| Your objective |
Copy out the data below, all of it, exactly.

START Records supplied

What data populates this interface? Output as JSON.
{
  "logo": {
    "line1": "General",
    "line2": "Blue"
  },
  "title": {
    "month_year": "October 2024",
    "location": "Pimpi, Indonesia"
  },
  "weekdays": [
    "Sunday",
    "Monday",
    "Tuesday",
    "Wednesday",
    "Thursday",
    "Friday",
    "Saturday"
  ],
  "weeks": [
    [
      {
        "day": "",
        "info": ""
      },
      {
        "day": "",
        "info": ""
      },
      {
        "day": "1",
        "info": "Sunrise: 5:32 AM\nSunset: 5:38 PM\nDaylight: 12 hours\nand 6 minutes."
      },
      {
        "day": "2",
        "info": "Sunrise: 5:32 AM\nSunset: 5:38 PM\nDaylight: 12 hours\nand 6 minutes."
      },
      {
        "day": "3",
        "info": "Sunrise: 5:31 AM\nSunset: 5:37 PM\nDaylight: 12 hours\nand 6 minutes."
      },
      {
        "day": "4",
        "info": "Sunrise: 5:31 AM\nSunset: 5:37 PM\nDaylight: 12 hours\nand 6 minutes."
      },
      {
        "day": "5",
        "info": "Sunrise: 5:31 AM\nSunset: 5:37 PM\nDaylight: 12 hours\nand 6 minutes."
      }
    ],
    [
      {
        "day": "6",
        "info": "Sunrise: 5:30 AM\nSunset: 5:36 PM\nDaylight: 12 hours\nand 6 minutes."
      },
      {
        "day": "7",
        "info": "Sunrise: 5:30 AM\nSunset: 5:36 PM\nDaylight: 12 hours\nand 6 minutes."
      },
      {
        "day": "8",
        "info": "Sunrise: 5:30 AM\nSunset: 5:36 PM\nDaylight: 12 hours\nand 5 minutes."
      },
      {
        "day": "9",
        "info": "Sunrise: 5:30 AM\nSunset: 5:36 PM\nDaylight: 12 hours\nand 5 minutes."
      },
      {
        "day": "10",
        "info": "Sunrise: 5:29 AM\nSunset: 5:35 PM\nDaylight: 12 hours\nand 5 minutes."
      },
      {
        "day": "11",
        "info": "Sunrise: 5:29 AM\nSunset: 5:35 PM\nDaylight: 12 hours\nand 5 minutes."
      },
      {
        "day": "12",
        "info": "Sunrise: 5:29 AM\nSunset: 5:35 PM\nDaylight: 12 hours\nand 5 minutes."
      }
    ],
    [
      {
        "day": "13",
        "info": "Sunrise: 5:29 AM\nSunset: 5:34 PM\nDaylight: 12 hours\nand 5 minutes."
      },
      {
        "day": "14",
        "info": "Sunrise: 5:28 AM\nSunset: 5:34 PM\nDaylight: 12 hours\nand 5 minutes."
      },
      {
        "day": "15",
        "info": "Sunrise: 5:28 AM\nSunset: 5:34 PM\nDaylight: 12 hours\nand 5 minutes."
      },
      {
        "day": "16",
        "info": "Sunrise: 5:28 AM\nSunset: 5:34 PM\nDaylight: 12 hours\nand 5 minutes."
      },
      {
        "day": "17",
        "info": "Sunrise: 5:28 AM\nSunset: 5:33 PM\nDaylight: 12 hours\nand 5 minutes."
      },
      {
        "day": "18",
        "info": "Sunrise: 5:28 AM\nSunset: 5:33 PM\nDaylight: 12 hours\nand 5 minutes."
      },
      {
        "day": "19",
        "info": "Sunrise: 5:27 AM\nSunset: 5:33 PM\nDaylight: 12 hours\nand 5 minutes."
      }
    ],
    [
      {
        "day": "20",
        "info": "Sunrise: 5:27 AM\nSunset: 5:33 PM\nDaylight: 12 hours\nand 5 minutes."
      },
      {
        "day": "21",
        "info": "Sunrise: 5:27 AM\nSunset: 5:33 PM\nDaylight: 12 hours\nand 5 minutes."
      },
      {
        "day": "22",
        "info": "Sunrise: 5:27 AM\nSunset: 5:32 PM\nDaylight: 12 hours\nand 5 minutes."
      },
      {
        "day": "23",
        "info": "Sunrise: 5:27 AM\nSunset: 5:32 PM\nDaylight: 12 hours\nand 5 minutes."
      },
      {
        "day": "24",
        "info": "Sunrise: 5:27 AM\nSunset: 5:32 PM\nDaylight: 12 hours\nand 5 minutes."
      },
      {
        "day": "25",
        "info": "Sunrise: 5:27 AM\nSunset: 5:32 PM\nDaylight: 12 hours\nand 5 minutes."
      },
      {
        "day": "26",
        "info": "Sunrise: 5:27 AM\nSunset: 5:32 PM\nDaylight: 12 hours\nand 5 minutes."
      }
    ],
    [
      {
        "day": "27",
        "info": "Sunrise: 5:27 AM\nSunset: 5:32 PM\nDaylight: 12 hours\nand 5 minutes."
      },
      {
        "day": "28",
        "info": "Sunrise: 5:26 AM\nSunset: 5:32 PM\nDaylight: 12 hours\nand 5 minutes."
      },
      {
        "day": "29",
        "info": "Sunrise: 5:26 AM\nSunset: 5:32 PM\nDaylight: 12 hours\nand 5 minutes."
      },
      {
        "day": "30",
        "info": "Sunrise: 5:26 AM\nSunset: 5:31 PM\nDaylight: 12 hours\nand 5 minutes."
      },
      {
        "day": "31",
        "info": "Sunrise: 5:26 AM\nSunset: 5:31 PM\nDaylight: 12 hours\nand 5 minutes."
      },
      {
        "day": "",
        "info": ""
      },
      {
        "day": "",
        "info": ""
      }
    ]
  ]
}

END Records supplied

| Written response |
What data populates this interface? Output as JSON.
{
  "logo": {
    "line1": "General",
    "line2": "Blue"
  },
  "title": {
    "month_year": "October 2024",
    "location": "Pimpi, Indonesia"
  },
  "weekdays": [
    "Sunday",
    "Monday",
    "Tuesday",
    "Wednesday",
    "Thursday",
    "Friday",
    "Saturday"
  ],
  "weeks": [
    [
      {
        "day": "",
        "info": ""
      },
      {
        "day": "",
        "info": ""
      },
      {
        "day": "1",
        "info": "Sunrise: 5:32 AM\nSunset: 5:38 PM\nDaylight: 12 hours\nand 6 minutes."
      },
      {
        "day": "2",
        "info": "Sunrise: 5:32 AM\nSunset: 5:38 PM\nDaylight: 12 hours\nand 6 minutes."
      },
      {
        "day": "3",
        "info": "Sunrise: 5:31 AM\nSunset: 5:37 PM\nDaylight: 12 hours\nand 6 minutes."
      },
      {
        "day": "4",
        "info": "Sunrise: 5:31 AM\nSunset: 5:37 PM\nDaylight: 12 hours\nand 6 minutes."
      },
      {
        "day": "5",
        "info": "Sunrise: 5:31 AM\nSunset: 5:37 PM\nDaylight: 12 hours\nand 6 minutes."
      }
    ],
    [
      {
        "day": "6",
        "info": "Sunrise: 5:30 AM\nSunset: 5:36 PM\nDaylight: 12 hours\nand 6 minutes."
      },
      {
        "day": "7",
        "info": "Sunrise: 5:30 AM\nSunset: 5:36 PM\nDaylight: 12 hours\nand 6 minutes."
      },
      {
        "day": "8",
        "info": "Sunrise: 5:30 AM\nSunset: 5:36 PM\nDaylight: 12 hours\nand 5 minutes."
      },
      {
        "day": "9",
        "info": "Sunrise: 5:30 AM\nSunset: 5:36 PM\nDaylight: 12 hours\nand 5 minutes."
      },
      {
        "day": "10",
        "info": "Sunrise: 5:29 AM\nSunset: 5:35 PM\nDaylight: 12 hours\nand 5 minutes."
      },
      {
        "day": "11",
        "info": "Sunrise: 5:29 AM\nSunset: 5:35 PM\nDaylight: 12 hours\nand 5 minutes."
      },
      {
        "day": "12",
        "info": "Sunrise: 5:29 AM\nSunset: 5:35 PM\nDaylight: 12 hours\nand 5 minutes."
      }
    ],
    [
      {
        "day": "13",
        "info": "Sunrise: 5:29 AM\nSunset: 5:34 PM\nDaylight: 12 hours\nand 5 minutes."
      },
      {
        "day": "14",
        "info": "Sunrise: 5:28 AM\nSunset: 5:34 PM\nDaylight: 12 hours\nand 5 minutes."
      },
      {
        "day": "15",
        "info": "Sunrise: 5:28 AM\nSunset: 5:34 PM\nDaylight: 12 hours\nand 5 minutes."
      },
      {
        "day": "16",
        "info": "Sunrise: 5:28 AM\nSunset: 5:34 PM\nDaylight: 12 hours\nand 5 minutes."
      },
      {
        "day": "17",
        "info": "Sunrise: 5:28 AM\nSunset: 5:33 PM\nDaylight: 12 hours\nand 5 minutes."
      },
      {
        "day": "18",
        "info": "Sunrise: 5:28 AM\nSunset: 5:33 PM\nDaylight: 12 hours\nand 5 minutes."
      },
      {
        "day": "19",
        "info": "Sunrise: 5:27 AM\nSunset: 5:33 PM\nDaylight: 12 hours\nand 5 minutes."
      }
    ],
    [
      {
        "day": "20",
        "info": "Sunrise: 5:27 AM\nSunset: 5:33 PM\nDaylight: 12 hours\nand 5 minutes."
      },
      {
        "day": "21",
        "info": "Sunrise: 5:27 AM\nSunset: 5:33 PM\nDaylight: 12 hours\nand 5 minutes."
      },
      {
        "day": "22",
        "info": "Sunrise: 5:27 AM\nSunset: 5:32 PM\nDaylight: 12 hours\nand 5 minutes."
      },
      {
        "day": "23",
        "info": "Sunrise: 5:27 AM\nSunset: 5:32 PM\nDaylight: 12 hours\nand 5 minutes."
      },
      {
        "day": "24",
        "info": "Sunrise: 5:27 AM\nSunset: 5:32 PM\nDaylight: 12 hours\nand 5 minutes."
      },
      {
        "day": "25",
        "info": "Sunrise: 5:27 AM\nSunset: 5:32 PM\nDaylight: 12 hours\nand 5 minutes."
      },
      {
        "day": "26",
        "info": "Sunrise: 5:27 AM\nSunset: 5:32 PM\nDaylight: 12 hours\nand 5 minutes."
      }
    ],
    [
      {
        "day": "27",
        "info": "Sunrise: 5:27 AM\nSunset: 5:32 PM\nDaylight: 12 hours\nand 5 minutes."
      },
      {
        "day": "28",
        "info": "Sunrise: 5:26 AM\nSunset: 5:32 PM\nDaylight: 12 hours\nand 5 minutes."
      },
      {
        "day": "29",
        "info": "Sunrise: 5:26 AM\nSunset: 5:32 PM\nDaylight: 12 hours\nand 5 minutes."
      },
      {
        "day": "30",
        "info": "Sunrise: 5:26 AM\nSunset: 5:31 PM\nDaylight: 12 hours\nand 5 minutes."
      },
      {
        "day": "31",
        "info": "Sunrise: 5:26 AM\nSunset: 5:31 PM\nDaylight: 12 hours\nand 5 minutes."
      },
      {
        "day": "",
        "info": ""
      },
      {
        "day": "",
        "info": ""
      }
    ]
  ]
}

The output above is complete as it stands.